Free shipment: how timber gets to Arctic islands
The timber brought to the Arctic from faraway places tells a lot about its origin, about the climate change, Arctic streams, and water levels in northern rivers and seas, - TASS
For 700 years, timber from Eastern Siberia, North America and Europe has been mooring Greenland, Iceland and Spitzbergen, scientists from Russia, German, Argentina and some European countries said referring to results of the research, as they analyzed about 2,500 wood samples, collected on the islands. A TASS correspondent expands on how timber research prompted further studies on climate change, and how people living on the Arctic islands learned to use stained wood.
The timber brought to the Arctic from faraway places tells a lot about its origin, about the climate change, Arctic streams, and water levels in northern rivers and seas. "Annual growth rings may be of different width depending on weather conditions: in good years they are wide, and in cold years they become narrow. Thus, as we know where the timber is found and how old it is, we can learn much about the Arctic steams. The height, at which the timber was found, speaks about sea and ice levels," Alexander Kirdyanov of the Institute of Wood at the Siberian Branch of the Russian Academy of Sciences told TASS. Specialists are using scales for studies of drifting timer at the Arctic islands and in the Lena River’s delta in Yakutia - to learn the trunks’ origin and age. "We have several scales of up to 800 years, and want to extend the chronology," the scientist said. "For example, Europe uses a 12,000-years’ scale for oak. We used the radiocarbon method to date some of the samples, which were more than 2,000 years old."
How timber travels to the Arctic

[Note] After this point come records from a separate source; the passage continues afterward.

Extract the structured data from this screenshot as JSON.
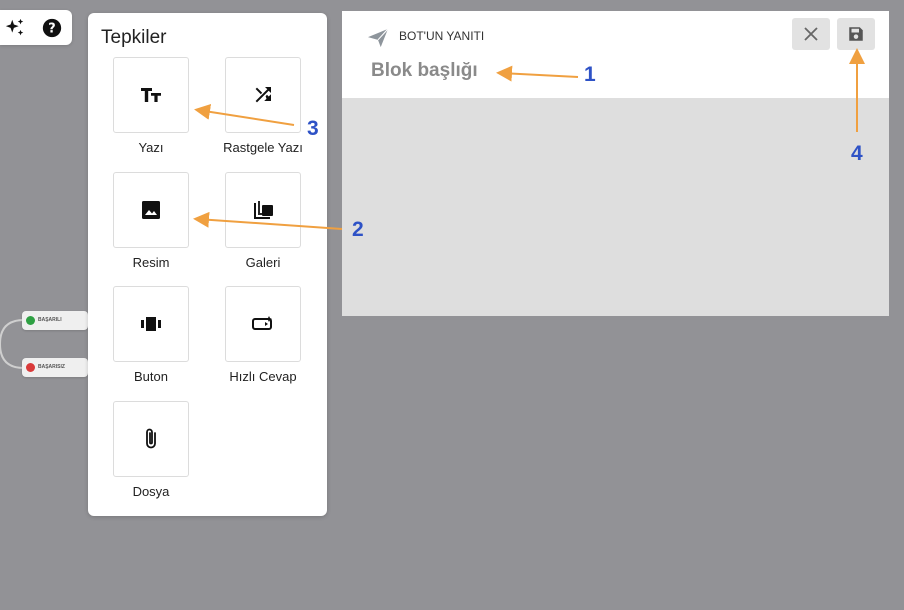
{
  "colors": {
    "canvas": "#929296",
    "annotation_arrow": "#f0a040",
    "annotation_number": "#2e52c6",
    "success": "#2ea043",
    "error": "#d93a3a"
  },
  "toolbar": {
    "icons": [
      "sparkles-icon",
      "help-icon"
    ]
  },
  "flow_nodes": [
    {
      "label": "BAŞARILI",
      "status": "success"
    },
    {
      "label": "BAŞARISIZ",
      "status": "error"
    }
  ],
  "reactions_panel": {
    "title": "Tepkiler",
    "items": [
      {
        "label": "Yazı",
        "icon": "text-icon"
      },
      {
        "label": "Rastgele Yazı",
        "icon": "shuffle-icon"
      },
      {
        "label": "Resim",
        "icon": "image-icon"
      },
      {
        "label": "Galeri",
        "icon": "gallery-icon"
      },
      {
        "label": "Buton",
        "icon": "button-icon"
      },
      {
        "label": "Hızlı Cevap",
        "icon": "quick-reply-icon"
      },
      {
        "label": "Dosya",
        "icon": "attachment-icon"
      }
    ]
  },
  "editor": {
    "kind_label": "BOT'UN YANITI",
    "title_placeholder": "Blok başlığı",
    "buttons": [
      "close-icon",
      "save-icon"
    ]
  },
  "annotations": [
    "1",
    "2",
    "3",
    "4"
  ]
}
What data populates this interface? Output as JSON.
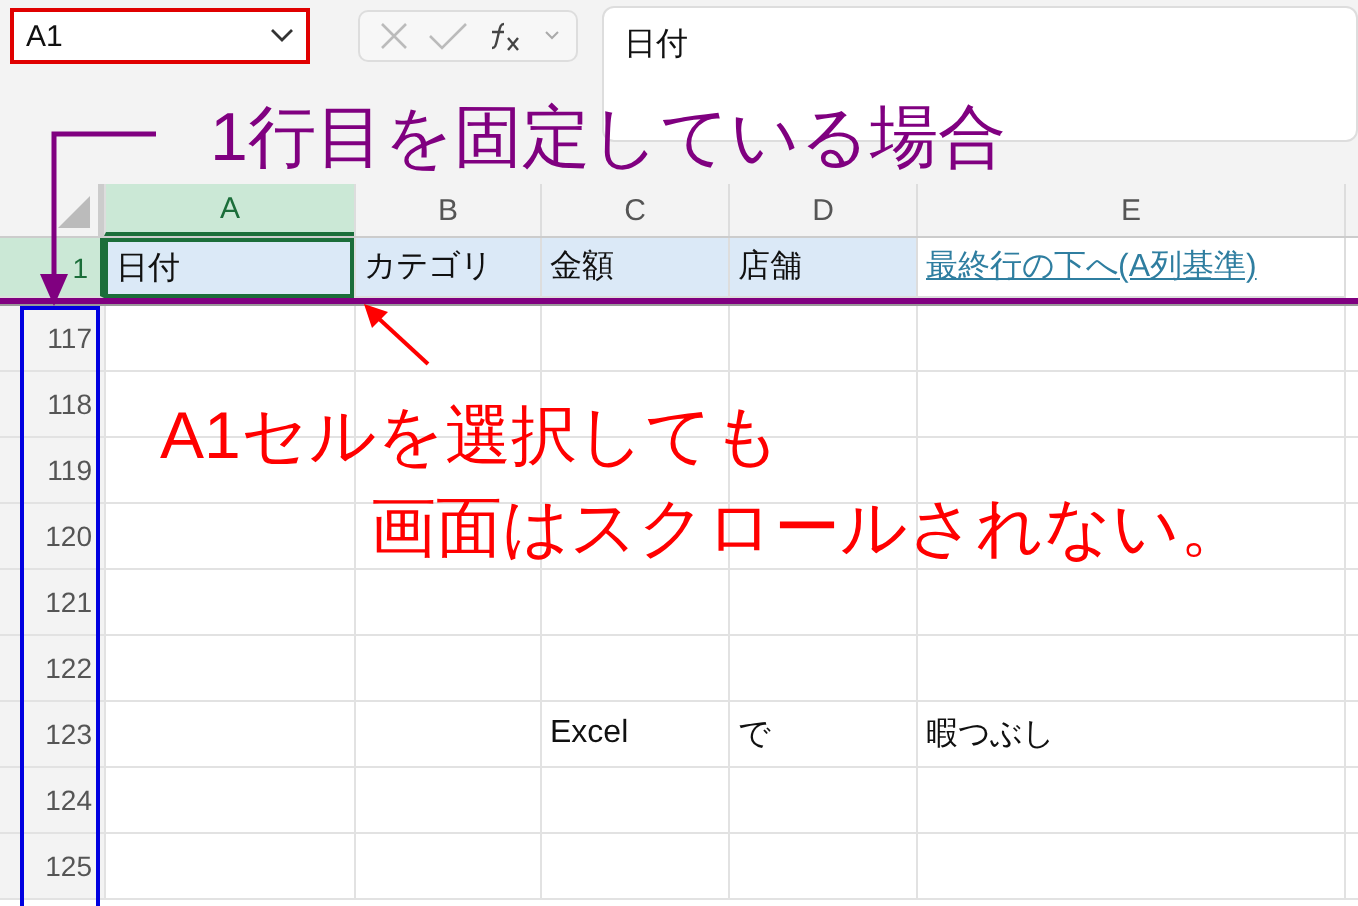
{
  "name_box": {
    "value": "A1"
  },
  "formula_bar": {
    "value": "日付"
  },
  "columns": [
    {
      "label": "A",
      "selected": true
    },
    {
      "label": "B",
      "selected": false
    },
    {
      "label": "C",
      "selected": false
    },
    {
      "label": "D",
      "selected": false
    },
    {
      "label": "E",
      "selected": false
    }
  ],
  "frozen_row": {
    "number": "1",
    "selected": true,
    "cells": [
      {
        "kind": "text",
        "text": "日付",
        "selected": true
      },
      {
        "kind": "text",
        "text": "カテゴリ",
        "selected": false
      },
      {
        "kind": "text",
        "text": "金額",
        "selected": false
      },
      {
        "kind": "text",
        "text": "店舗",
        "selected": false
      },
      {
        "kind": "link",
        "text": "最終行の下へ(A列基準)",
        "selected": false
      }
    ]
  },
  "rows": [
    {
      "number": "117"
    },
    {
      "number": "118"
    },
    {
      "number": "119"
    },
    {
      "number": "120"
    },
    {
      "number": "121"
    },
    {
      "number": "122"
    },
    {
      "number": "123",
      "cells": {
        "C": "Excel",
        "D": "で",
        "E": "暇つぶし"
      }
    },
    {
      "number": "124"
    },
    {
      "number": "125"
    }
  ],
  "freeze_note": {
    "text": "1行目を固定している場合"
  },
  "scroll_note": {
    "lines": [
      "A1セルを選択しても",
      "画面はスクロールされない。"
    ]
  }
}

"Trees do not grow on Arctic islands, they come by rivers and seas from different places, and the locals have been using them to build houses and to fuel ovens. We have researched more than 2,400 samples of the timber, which arrived to Greenland, the Faroe Island and Spitsbergen, and sorted them. Russian scientists have a detailed database for Siberia’s different regions. We compared samples from the mainland and from the islands and saw that larch comes to the Arctic mostly from Yakutia, pines - from southern Krasnoyarsk Territory, spruce - from North America, Canada and Europe," the expert said. In the XX century, pines floated to the Arctic islands as people transported them along the Angara River towards Dudinka and Igarka ports.
"Huge rafts, which were to travel along the Yenisei, sometimes went loose and the timber drifted to the Arctic Ocean, got into ices, and eventually arrived to the islands," he explained.
Stained wood-free and long-lasting
"The Pomors [Russian settlers, living on the White Sea coasts] traditionally used floating timber for construction: both living and fishing houses on coasts of the White, Barents and Kars Seas," a historian Evgeny Yermolov said. "Stained wood is a very convenient material: it is strong, durable, and besides - absolutely free."
Alexandra Avtushkova of Novosibirsk’s Local History Museum says in the XIV century the Grumant Archipelago (Spitsbergen) became a part of the inhibited Russian North. The locals lived in houses of drifting timber and fragments of the Pomors’ vessels. "The wood was used not only for house construction, they used it - together with walrus and bear fat - to fuel ovens," she said.
Drifting timber used to be popular for housing construction up to the XX century. "It was both inconvenient and expensive to deliver wood materials to the islands," she continued. "Back in the Soviet times already, researchers lived in wood-panel houses on the Franz Josef Land, Novaya Zemlya, and Severnaya Zemlya." The Russian Science Foundation offers grants for this scientific research.